In 1958, people rarely buckled up. While race car drivers and fighter pilots wore harnesses, the seat belts available in cars simply banded across one’s lap. In crashes, they frequently did more harm than good. The sudden pressure put on the abdomen during a crash caused internal injuries.
At the time, Volvo was already pushing its brand as a safety conscious automaker. Its CEO, whose relative had recently died in a car crash, decided to hire Nils Bohlin, a man who had previously designed ejector seats for fighter jets, as chief safety engineer (a new position).
Bohlin turned his attention to seat belts. He had worked with four point harnesses in fighter jets, but doubted that consumers would use such a bulky contraption. “It was just a matter of finding a solution that was simple, effective and could be put on conveniently with one hand,” he later toldthe New York Times.

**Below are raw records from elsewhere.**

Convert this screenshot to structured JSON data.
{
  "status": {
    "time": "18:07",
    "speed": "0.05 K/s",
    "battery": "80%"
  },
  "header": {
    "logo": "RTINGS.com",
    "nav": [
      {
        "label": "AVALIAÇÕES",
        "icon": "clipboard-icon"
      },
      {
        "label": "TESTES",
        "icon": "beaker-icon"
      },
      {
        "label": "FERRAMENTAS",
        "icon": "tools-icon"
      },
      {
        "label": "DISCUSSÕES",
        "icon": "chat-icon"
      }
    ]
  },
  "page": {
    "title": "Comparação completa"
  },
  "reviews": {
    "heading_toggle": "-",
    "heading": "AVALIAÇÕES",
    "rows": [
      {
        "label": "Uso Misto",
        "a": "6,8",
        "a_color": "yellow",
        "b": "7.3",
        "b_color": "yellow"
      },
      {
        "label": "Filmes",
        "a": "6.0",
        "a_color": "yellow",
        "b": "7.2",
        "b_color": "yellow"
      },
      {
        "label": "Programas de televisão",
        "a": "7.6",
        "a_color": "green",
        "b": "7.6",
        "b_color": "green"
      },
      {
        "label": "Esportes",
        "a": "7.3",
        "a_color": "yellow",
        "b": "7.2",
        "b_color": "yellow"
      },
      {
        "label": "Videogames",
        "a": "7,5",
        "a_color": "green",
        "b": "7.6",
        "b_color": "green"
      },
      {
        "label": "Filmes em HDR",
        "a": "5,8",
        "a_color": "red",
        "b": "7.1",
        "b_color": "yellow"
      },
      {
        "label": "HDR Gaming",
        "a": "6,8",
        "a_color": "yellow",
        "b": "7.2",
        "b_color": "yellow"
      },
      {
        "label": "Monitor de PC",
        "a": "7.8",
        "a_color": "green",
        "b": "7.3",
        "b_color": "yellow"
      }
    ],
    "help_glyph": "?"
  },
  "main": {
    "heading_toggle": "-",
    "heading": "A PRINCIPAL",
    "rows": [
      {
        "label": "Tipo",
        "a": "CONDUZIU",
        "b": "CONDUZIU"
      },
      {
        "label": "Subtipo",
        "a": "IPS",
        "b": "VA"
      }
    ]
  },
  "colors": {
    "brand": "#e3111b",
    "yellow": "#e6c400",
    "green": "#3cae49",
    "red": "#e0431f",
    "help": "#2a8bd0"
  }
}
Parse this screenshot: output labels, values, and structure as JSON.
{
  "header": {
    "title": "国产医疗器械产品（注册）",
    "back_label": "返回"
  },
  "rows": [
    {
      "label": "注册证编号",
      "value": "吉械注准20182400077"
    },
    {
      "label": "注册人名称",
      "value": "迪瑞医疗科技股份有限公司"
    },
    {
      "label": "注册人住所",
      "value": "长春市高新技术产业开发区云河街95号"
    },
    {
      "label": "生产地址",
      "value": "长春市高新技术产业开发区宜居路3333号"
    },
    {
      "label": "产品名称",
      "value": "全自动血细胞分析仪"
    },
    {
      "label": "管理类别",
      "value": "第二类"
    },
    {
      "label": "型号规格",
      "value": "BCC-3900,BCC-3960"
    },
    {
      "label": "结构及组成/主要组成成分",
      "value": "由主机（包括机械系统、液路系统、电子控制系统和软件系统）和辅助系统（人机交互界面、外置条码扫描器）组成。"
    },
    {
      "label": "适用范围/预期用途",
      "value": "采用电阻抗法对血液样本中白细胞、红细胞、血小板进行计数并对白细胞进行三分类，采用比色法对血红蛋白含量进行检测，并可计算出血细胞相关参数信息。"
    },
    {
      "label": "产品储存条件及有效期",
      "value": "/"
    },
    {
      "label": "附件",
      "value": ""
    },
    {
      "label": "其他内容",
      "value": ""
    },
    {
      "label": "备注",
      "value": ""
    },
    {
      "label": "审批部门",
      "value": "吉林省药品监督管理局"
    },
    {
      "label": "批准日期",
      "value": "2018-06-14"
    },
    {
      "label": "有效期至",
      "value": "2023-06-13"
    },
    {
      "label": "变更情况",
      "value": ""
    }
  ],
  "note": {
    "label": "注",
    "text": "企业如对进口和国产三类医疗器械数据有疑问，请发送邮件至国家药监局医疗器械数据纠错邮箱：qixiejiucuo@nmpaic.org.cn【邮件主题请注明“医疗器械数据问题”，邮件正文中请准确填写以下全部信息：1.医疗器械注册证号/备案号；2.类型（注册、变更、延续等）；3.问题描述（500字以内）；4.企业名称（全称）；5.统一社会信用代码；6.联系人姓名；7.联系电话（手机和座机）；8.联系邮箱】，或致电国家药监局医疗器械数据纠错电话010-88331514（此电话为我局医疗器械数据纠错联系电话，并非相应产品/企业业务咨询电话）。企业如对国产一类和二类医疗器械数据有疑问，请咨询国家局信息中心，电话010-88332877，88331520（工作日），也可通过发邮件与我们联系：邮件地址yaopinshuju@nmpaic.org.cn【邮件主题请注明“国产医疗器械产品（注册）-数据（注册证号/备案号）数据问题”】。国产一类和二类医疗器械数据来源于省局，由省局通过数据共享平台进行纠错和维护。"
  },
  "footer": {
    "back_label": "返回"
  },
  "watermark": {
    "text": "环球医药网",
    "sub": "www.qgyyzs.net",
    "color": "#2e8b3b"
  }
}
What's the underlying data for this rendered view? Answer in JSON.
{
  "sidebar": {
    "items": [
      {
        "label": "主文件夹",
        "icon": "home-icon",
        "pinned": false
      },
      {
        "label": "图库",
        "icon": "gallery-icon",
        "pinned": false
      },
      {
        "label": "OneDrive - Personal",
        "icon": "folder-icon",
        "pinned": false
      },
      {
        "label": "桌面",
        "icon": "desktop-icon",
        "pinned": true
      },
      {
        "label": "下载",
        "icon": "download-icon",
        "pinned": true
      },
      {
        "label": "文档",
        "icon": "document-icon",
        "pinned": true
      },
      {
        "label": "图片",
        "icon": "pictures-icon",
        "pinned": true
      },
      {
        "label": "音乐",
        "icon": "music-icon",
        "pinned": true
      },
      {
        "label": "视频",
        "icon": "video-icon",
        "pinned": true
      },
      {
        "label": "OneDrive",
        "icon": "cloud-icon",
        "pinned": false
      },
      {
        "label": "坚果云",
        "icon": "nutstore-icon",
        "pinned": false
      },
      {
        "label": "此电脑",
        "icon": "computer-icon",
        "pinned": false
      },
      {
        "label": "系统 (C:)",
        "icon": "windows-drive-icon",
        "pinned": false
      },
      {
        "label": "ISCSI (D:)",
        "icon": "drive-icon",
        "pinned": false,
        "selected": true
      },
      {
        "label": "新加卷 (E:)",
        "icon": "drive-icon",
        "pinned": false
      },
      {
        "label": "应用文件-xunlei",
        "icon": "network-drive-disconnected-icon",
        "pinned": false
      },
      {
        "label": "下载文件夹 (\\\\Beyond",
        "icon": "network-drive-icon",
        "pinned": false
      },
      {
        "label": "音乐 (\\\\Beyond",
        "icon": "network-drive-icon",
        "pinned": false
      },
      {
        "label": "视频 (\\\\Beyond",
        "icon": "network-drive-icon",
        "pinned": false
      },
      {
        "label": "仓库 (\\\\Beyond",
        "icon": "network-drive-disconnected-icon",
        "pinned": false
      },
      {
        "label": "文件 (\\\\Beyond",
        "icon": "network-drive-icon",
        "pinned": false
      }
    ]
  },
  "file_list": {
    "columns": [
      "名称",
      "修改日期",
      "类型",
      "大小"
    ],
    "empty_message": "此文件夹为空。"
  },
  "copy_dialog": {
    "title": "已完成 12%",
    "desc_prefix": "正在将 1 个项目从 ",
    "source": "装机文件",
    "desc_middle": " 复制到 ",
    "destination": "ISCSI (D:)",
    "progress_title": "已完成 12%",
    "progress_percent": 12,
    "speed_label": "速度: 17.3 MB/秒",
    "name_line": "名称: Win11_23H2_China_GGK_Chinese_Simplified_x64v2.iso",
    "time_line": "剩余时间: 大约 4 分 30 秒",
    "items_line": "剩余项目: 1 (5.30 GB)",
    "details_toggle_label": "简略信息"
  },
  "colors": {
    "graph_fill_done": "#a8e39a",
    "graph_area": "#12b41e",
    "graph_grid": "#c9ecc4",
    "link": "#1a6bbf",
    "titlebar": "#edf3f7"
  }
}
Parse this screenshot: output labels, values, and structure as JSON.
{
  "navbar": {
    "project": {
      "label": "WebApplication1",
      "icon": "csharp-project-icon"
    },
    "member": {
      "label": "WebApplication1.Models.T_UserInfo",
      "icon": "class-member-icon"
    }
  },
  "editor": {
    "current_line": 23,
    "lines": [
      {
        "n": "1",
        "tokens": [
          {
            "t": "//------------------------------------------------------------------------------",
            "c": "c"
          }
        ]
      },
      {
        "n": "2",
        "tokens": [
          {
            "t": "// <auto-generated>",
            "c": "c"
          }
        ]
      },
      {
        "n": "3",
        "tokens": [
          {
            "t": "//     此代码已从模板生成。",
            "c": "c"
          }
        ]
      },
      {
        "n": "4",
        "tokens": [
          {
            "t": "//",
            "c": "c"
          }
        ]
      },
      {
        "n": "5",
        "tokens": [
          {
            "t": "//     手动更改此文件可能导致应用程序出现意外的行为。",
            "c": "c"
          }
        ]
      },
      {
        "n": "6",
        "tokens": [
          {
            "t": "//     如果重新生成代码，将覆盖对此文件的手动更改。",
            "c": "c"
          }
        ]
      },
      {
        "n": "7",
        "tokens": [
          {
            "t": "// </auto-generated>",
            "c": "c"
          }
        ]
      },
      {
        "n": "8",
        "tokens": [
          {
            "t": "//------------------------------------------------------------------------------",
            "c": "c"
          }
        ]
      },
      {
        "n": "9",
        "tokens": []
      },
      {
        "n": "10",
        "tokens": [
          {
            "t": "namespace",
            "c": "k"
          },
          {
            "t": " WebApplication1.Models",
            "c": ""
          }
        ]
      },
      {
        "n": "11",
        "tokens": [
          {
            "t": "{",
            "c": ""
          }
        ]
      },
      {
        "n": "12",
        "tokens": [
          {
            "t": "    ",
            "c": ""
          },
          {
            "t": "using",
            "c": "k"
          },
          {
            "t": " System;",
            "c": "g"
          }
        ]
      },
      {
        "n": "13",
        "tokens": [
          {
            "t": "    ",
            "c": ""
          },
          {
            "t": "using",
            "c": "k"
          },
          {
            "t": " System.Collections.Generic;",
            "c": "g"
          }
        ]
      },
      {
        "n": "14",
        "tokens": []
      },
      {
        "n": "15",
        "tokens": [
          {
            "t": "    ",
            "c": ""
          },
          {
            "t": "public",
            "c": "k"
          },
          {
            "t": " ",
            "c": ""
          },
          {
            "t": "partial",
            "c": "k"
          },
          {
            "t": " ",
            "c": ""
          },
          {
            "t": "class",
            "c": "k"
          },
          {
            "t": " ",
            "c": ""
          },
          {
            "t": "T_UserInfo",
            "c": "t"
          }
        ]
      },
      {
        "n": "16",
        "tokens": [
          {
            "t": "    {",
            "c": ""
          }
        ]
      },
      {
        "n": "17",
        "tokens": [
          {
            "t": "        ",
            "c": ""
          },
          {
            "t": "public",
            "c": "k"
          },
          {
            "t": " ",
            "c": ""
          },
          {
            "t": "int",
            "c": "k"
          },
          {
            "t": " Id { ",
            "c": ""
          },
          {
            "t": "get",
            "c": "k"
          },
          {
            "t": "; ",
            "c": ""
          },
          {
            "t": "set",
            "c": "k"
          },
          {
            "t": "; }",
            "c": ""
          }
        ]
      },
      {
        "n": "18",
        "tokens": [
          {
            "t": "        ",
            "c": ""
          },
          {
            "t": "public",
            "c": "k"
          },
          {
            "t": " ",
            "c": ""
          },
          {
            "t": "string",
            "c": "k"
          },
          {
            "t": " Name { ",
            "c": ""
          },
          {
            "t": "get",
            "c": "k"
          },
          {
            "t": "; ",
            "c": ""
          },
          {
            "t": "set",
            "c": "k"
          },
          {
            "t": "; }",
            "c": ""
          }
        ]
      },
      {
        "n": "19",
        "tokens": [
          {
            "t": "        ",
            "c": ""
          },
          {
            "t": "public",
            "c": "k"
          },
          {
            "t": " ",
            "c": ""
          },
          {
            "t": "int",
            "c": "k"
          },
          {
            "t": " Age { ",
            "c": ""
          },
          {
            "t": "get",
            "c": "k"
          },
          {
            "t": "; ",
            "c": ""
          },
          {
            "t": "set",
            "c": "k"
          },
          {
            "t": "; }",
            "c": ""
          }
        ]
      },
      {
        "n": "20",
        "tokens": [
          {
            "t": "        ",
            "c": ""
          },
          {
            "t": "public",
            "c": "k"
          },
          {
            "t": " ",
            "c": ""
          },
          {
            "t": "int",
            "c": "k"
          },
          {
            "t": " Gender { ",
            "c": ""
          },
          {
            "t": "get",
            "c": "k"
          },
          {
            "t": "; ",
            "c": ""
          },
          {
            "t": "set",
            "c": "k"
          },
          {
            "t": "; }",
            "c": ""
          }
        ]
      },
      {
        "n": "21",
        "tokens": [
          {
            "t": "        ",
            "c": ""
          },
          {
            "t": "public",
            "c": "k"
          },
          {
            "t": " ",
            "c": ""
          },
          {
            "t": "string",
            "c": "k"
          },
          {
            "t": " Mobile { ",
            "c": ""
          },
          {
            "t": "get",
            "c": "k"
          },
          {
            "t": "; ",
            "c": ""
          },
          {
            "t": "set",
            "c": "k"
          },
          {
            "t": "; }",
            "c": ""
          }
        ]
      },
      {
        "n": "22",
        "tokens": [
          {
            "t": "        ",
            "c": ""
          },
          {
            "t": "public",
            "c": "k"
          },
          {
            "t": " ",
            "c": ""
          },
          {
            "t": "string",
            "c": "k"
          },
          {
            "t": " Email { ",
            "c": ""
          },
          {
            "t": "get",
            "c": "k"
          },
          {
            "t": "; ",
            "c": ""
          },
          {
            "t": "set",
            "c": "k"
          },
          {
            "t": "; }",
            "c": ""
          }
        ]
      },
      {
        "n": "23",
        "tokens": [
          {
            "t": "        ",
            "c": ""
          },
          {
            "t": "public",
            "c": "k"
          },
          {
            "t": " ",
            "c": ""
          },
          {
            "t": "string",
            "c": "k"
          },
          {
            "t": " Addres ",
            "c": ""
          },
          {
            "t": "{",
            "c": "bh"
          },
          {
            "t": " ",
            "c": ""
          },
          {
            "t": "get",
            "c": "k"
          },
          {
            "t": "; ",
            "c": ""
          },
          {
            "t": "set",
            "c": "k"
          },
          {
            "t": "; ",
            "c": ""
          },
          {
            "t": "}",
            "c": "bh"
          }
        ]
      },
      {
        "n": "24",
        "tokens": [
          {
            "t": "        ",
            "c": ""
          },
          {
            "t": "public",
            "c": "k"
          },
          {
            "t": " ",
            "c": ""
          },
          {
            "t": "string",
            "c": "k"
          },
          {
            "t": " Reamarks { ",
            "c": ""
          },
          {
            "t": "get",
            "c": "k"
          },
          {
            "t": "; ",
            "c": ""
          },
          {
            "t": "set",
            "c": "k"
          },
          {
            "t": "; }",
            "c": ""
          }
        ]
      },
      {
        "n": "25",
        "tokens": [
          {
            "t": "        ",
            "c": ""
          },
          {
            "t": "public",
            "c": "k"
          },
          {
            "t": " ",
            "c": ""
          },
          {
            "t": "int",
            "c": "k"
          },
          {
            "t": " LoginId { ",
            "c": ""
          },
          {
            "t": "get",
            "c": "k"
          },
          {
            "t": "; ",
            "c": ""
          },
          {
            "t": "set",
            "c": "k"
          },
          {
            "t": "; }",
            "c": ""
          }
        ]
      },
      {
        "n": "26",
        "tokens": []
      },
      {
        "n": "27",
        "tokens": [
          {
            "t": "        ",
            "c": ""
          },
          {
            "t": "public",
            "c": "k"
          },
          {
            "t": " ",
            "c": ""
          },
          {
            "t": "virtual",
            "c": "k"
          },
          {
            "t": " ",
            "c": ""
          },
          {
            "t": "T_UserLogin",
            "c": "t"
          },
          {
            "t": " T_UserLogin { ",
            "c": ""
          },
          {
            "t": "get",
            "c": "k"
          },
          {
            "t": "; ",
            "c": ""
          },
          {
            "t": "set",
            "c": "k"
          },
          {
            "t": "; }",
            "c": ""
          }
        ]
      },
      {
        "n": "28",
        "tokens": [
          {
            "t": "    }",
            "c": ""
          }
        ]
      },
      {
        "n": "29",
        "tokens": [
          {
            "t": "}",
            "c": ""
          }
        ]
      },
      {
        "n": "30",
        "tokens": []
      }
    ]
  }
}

In 1959, Volvo delivered its first car that used Bohlin’s answer, a three point seat belt that can be seen in the above image and every car sold today. Volvo received a patent for the design in 1962, but rather than hoard it, they gave it to the world. Volvo shared the design, allowed any carmaker to use it, and sent Bohlin on a world tour to encourage its use.